Georgia without Persistent Organic PollutantsMay 7, 2014
7 May 2014. Tbilisi. 230 tons of Persistent Organic Pollutants will be transported from Georgia to France to be disposed in an environmentally sound manner. The initiative resulted from the joint efforts of the Ministry of Environment and Natural Resources Protection of Georgia, the United Nations Development Programme and the Global Environmental Facility.
Minister Khatuna Gogaladze; Head of UNDP in Georgia, Niels Scott; representatives of the local municipality and non-governmental organizations visited the Iagluja dump to see the preparations works and repackaging of the pollutants.
Persistent Organic Pollutants, or POPs, are highly toxic and long lasting substances that pose significant threat to wildlife and human health. The usage of POPs was banned in Georgia in 1975 though the last authorized uses were finally phased-out in 1980. However, the old dump sites still exist in several regions of the country. Poorly managed throughout the decades, the pollutants leak from the stock piles into the soil and water, and affect the environment and people.

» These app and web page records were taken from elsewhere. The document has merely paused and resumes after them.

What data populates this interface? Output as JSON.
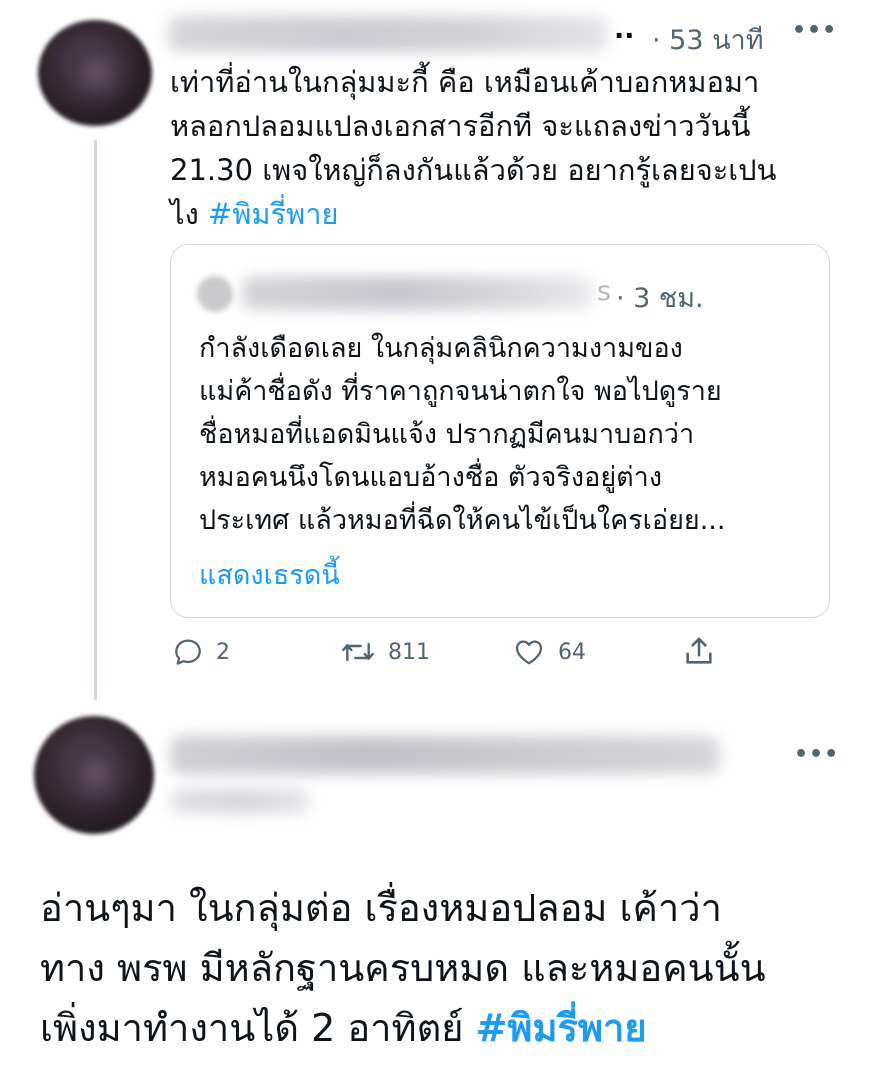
{
  "tweet1": {
    "display_name_suffix": "..",
    "time": "· 53 นาที",
    "more_icon": "more-horizontal-icon",
    "text": "เท่าที่อ่านในกลุ่มมะกี้ คือ เหมือนเค้าบอกหมอมา\nหลอกปลอมแปลงเอกสารอีกที จะแถลงข่าววันนี้\n21.30 เพจใหญ่ก็ลงกันแล้วด้วย อยากรู้เลยจะเปน\nไง ",
    "hashtag": "#พิมรี่พาย",
    "quote": {
      "handle_suffix": "s",
      "time": "· 3 ชม.",
      "text": "กำลังเดือดเลย ในกลุ่มคลินิกความงามของ\nแม่ค้าชื่อดัง ที่ราคาถูกจนน่าตกใจ พอไปดูราย\nชื่อหมอที่แอดมินแจ้ง ปรากฏมีคนมาบอกว่า\nหมอคนนึงโดนแอบอ้างชื่อ ตัวจริงอยู่ต่าง\nประเทศ แล้วหมอที่ฉีดให้คนไข้เป็นใครเอ่ยย...",
      "show_thread": "แสดงเธรดนี้"
    },
    "actions": {
      "reply_icon": "reply-icon",
      "reply_count": "2",
      "retweet_icon": "retweet-icon",
      "retweet_count": "811",
      "like_icon": "like-icon",
      "like_count": "64",
      "share_icon": "share-icon"
    }
  },
  "tweet2": {
    "more_icon": "more-horizontal-icon",
    "text": "อ่านๆมา ในกลุ่มต่อ เรื่องหมอปลอม เค้าว่า\nทาง พรพ มีหลักฐานครบหมด และหมอคนนั้น\nเพิ่งมาทำงานได้ 2 อาทิตย์ ",
    "hashtag": "#พิมรี่พาย"
  },
  "colors": {
    "accent": "#1d9bf0",
    "text": "#0f1419",
    "muted": "#536471",
    "border": "#cfd9de"
  }
}
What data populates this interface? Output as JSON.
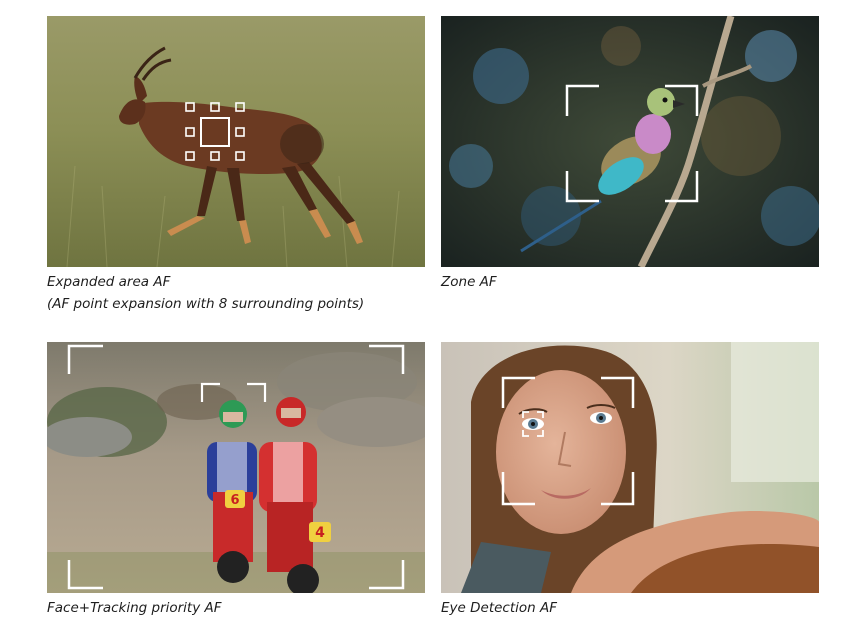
{
  "panels": [
    {
      "id": "expanded-area-af",
      "caption_line1": "Expanded area AF",
      "caption_line2": "(AF point expansion with 8 surrounding points)"
    },
    {
      "id": "zone-af",
      "caption_line1": "Zone AF"
    },
    {
      "id": "face-tracking-priority-af",
      "caption_line1": "Face+Tracking priority AF",
      "bike_numbers": [
        "6",
        "4"
      ]
    },
    {
      "id": "eye-detection-af",
      "caption_line1": "Eye Detection AF"
    }
  ],
  "colors": {
    "af_frame": "#ffffff",
    "caption_text": "#1e1e1e",
    "grass": "#8a8f52",
    "bokeh_bg": "#2c3a2e",
    "dirt": "#a89b86",
    "skin": "#d9a88c"
  }
}
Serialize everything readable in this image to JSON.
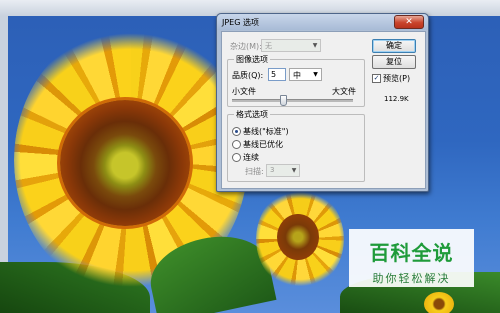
{
  "dialog": {
    "title": "JPEG 选项",
    "close_glyph": "✕",
    "matte": {
      "label": "杂边(M):",
      "value": "无"
    },
    "image_options": {
      "group_title": "图像选项",
      "quality_label": "品质(Q):",
      "quality_value": "5",
      "quality_level": "中",
      "small_file_label": "小文件",
      "large_file_label": "大文件",
      "slider_fraction": 0.42
    },
    "format_options": {
      "group_title": "格式选项",
      "baseline_standard": "基线(\"标准\")",
      "baseline_optimized": "基线已优化",
      "progressive": "连续",
      "scans_label": "扫描:",
      "scans_value": "3",
      "selected": "baseline_standard"
    },
    "buttons": {
      "ok": "确定",
      "reset": "复位"
    },
    "preview": {
      "label": "预览(P)",
      "checked": true,
      "check_glyph": "✓",
      "file_size": "112.9K"
    },
    "dropdown_arrow": "▼"
  },
  "watermark": {
    "main": "百科全说",
    "sub": "助你轻松解决"
  }
}
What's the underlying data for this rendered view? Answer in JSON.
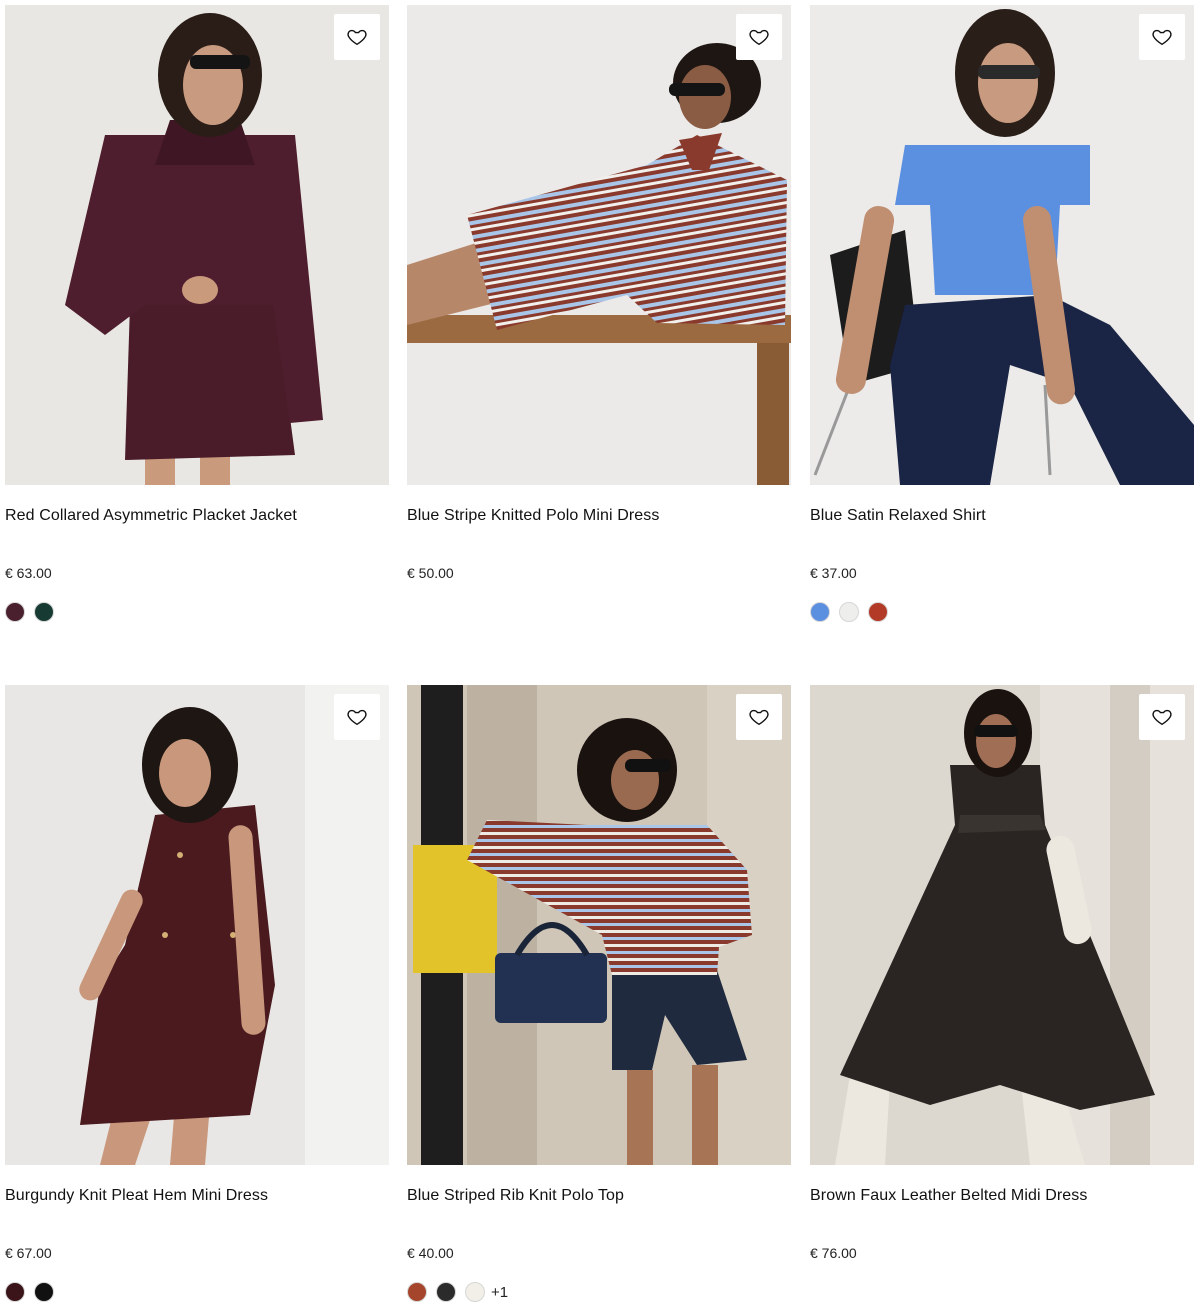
{
  "products": [
    {
      "name": "Red Collared Asymmetric Placket Jacket",
      "price": "€ 63.00",
      "swatches": [
        "#4a1f2e",
        "#173a33"
      ],
      "more": ""
    },
    {
      "name": "Blue Stripe Knitted Polo Mini Dress",
      "price": "€ 50.00",
      "swatches": [],
      "more": ""
    },
    {
      "name": "Blue Satin Relaxed Shirt",
      "price": "€ 37.00",
      "swatches": [
        "#5b8fe0",
        "#eeeeec",
        "#b23a26"
      ],
      "more": ""
    },
    {
      "name": "Burgundy Knit Pleat Hem Mini Dress",
      "price": "€ 67.00",
      "swatches": [
        "#3a1418",
        "#111111"
      ],
      "more": ""
    },
    {
      "name": "Blue Striped Rib Knit Polo Top",
      "price": "€ 40.00",
      "swatches": [
        "#a5452b",
        "#2b2b2b",
        "#f1efe8"
      ],
      "more": "+1"
    },
    {
      "name": "Brown Faux Leather Belted Midi Dress",
      "price": "€ 76.00",
      "swatches": [],
      "more": ""
    }
  ],
  "icons": {
    "wishlist": "heart-outline-icon"
  }
}
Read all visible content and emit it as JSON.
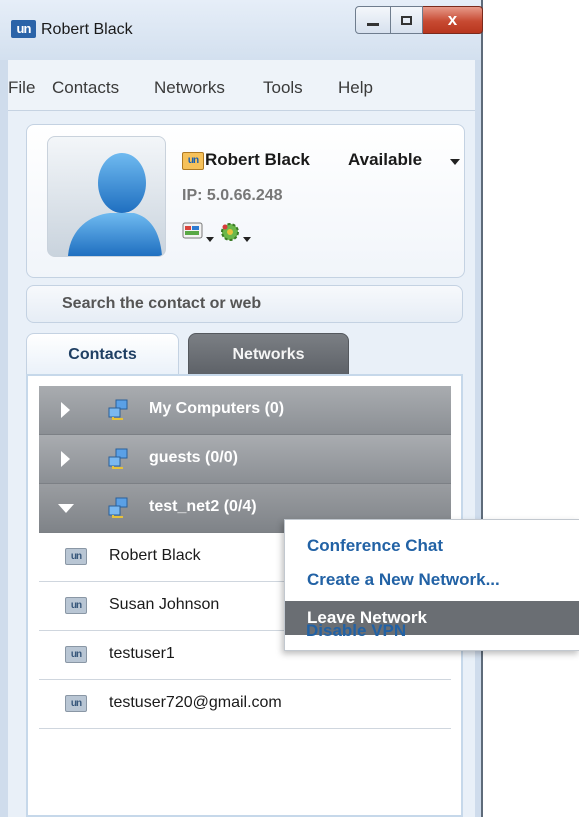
{
  "window": {
    "title": "Robert Black",
    "logo_text": "un",
    "minimize_icon": "minimize-icon",
    "maximize_icon": "maximize-icon",
    "close_glyph": "x"
  },
  "menu": [
    "File",
    "Contacts",
    "Networks",
    "Tools",
    "Help"
  ],
  "profile": {
    "name": "Robert Black",
    "status": "Available",
    "ip": "IP: 5.0.66.248",
    "status_icon_text": "un",
    "tool_icons": [
      "talk-icon",
      "settings-gear-icon"
    ]
  },
  "search": {
    "placeholder": "Search the contact or web",
    "value": ""
  },
  "tabs": {
    "contacts": "Contacts",
    "networks": "Networks",
    "active": "Contacts"
  },
  "tree": {
    "groups": [
      {
        "label": "My Computers (0)",
        "expanded": false
      },
      {
        "label": "guests (0/0)",
        "expanded": false
      },
      {
        "label": "test_net2 (0/4)",
        "expanded": true
      }
    ],
    "members": [
      "Robert Black",
      "Susan Johnson",
      "testuser1",
      "testuser720@gmail.com"
    ],
    "member_icon_text": "un"
  },
  "context_menu": {
    "items": [
      "Conference Chat",
      "Create a New Network...",
      "Leave Network",
      "Disable VPN"
    ],
    "highlighted": "Leave Network"
  },
  "colors": {
    "accent_blue": "#2262a5",
    "group_gray": "#8b8f94",
    "highlight_gray": "#6a6e73",
    "close_red": "#c74a32"
  }
}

UNDP, with funds from the Global Environment Facility, works with the Government and local authorities to reduce the release of POPs from the stock piles and, wherever possible, evacuate the toxic substances from the country.
Sophie Tchitchinadze, UNDP in Georgia, email@example.com, +995 599 196907 (cell)
Maia Sikharulidze, Minisry of Environment and Natural Resources Protection of Georgia, firstname.lastname@example.org, +995 577 343355 (cell)